Task description: Sort through the listing below and keep each line with the word "degrees". Copy those.

━━━

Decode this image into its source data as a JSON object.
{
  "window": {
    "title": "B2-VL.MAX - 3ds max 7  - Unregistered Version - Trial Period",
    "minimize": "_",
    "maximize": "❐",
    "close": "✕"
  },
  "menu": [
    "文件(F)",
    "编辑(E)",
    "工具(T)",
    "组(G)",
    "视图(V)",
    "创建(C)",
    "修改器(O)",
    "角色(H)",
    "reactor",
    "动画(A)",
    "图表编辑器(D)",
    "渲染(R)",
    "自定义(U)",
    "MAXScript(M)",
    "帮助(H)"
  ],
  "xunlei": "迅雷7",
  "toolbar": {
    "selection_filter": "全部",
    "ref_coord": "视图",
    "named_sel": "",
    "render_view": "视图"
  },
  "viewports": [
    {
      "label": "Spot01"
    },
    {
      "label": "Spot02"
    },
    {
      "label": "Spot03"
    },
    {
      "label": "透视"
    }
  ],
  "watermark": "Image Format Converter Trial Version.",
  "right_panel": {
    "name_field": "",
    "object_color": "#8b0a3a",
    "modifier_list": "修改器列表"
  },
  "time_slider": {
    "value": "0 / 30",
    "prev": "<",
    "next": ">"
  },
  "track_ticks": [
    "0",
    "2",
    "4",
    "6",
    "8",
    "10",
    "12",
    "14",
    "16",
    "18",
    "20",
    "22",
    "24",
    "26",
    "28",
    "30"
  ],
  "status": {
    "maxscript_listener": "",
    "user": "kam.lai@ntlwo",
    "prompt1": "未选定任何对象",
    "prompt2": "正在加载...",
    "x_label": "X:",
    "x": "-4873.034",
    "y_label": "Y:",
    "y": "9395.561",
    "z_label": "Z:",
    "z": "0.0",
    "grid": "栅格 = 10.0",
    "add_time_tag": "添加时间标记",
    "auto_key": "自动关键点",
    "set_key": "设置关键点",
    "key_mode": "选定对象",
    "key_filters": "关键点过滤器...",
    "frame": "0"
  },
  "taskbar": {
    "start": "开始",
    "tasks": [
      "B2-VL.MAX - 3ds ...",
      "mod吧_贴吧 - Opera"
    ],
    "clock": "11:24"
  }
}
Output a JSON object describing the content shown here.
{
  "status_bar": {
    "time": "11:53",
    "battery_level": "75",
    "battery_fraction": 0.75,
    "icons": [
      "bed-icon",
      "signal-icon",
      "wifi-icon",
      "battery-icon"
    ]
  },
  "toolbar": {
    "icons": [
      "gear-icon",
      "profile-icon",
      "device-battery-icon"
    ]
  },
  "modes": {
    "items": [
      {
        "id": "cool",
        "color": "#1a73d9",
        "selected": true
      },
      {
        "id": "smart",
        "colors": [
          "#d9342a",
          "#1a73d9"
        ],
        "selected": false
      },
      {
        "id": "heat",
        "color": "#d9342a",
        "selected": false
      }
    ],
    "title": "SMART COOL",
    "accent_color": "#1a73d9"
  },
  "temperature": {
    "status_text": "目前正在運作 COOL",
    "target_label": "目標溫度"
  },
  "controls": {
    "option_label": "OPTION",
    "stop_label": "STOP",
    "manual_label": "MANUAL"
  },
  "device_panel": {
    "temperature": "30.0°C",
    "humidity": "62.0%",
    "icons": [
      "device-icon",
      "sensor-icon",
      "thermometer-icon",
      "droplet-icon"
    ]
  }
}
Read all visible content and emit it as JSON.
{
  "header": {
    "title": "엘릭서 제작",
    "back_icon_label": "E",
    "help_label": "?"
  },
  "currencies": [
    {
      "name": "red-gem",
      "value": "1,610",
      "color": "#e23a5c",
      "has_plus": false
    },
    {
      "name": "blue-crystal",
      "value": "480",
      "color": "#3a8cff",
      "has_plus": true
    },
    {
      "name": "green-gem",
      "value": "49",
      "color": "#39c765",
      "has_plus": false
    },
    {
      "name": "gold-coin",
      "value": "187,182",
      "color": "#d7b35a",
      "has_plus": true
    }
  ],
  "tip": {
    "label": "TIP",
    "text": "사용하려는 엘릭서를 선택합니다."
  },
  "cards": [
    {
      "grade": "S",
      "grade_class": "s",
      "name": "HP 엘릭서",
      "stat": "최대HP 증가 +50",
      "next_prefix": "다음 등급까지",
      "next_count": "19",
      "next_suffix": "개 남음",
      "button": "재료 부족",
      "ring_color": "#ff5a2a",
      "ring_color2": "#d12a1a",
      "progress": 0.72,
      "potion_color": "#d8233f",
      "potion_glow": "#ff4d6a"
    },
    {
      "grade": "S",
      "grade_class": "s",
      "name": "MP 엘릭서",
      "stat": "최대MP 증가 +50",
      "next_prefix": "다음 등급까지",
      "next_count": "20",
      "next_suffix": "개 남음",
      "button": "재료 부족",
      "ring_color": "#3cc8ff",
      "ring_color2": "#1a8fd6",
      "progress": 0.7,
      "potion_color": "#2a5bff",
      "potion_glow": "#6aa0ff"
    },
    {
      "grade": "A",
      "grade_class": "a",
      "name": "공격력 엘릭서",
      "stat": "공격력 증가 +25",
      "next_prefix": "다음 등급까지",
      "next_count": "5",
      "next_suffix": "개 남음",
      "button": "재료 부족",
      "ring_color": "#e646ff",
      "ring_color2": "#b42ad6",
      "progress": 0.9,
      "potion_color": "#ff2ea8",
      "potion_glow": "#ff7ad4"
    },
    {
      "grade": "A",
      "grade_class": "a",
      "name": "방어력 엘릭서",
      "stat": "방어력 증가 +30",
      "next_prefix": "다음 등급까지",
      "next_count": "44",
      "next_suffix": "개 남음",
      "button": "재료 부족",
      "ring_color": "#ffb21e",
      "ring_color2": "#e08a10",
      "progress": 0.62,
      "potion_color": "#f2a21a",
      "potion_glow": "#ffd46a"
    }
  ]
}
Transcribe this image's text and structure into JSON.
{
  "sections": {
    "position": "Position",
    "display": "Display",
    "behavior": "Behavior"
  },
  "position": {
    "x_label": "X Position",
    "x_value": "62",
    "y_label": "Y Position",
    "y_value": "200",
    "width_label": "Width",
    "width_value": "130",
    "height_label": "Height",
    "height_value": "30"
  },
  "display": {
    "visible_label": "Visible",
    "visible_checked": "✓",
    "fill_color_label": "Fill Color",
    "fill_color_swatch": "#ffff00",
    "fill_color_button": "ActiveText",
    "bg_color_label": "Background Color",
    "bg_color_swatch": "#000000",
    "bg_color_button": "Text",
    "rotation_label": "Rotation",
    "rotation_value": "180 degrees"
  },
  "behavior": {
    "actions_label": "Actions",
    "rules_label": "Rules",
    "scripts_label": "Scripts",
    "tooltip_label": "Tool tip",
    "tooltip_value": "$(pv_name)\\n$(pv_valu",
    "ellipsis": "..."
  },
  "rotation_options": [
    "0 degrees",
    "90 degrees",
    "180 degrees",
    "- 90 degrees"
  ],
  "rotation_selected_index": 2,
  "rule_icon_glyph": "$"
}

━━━

Problem solution:
    "rotation_value": "180 degrees"
    "0 degrees",
    "90 degrees",
    "180 degrees",
    "- 90 degrees"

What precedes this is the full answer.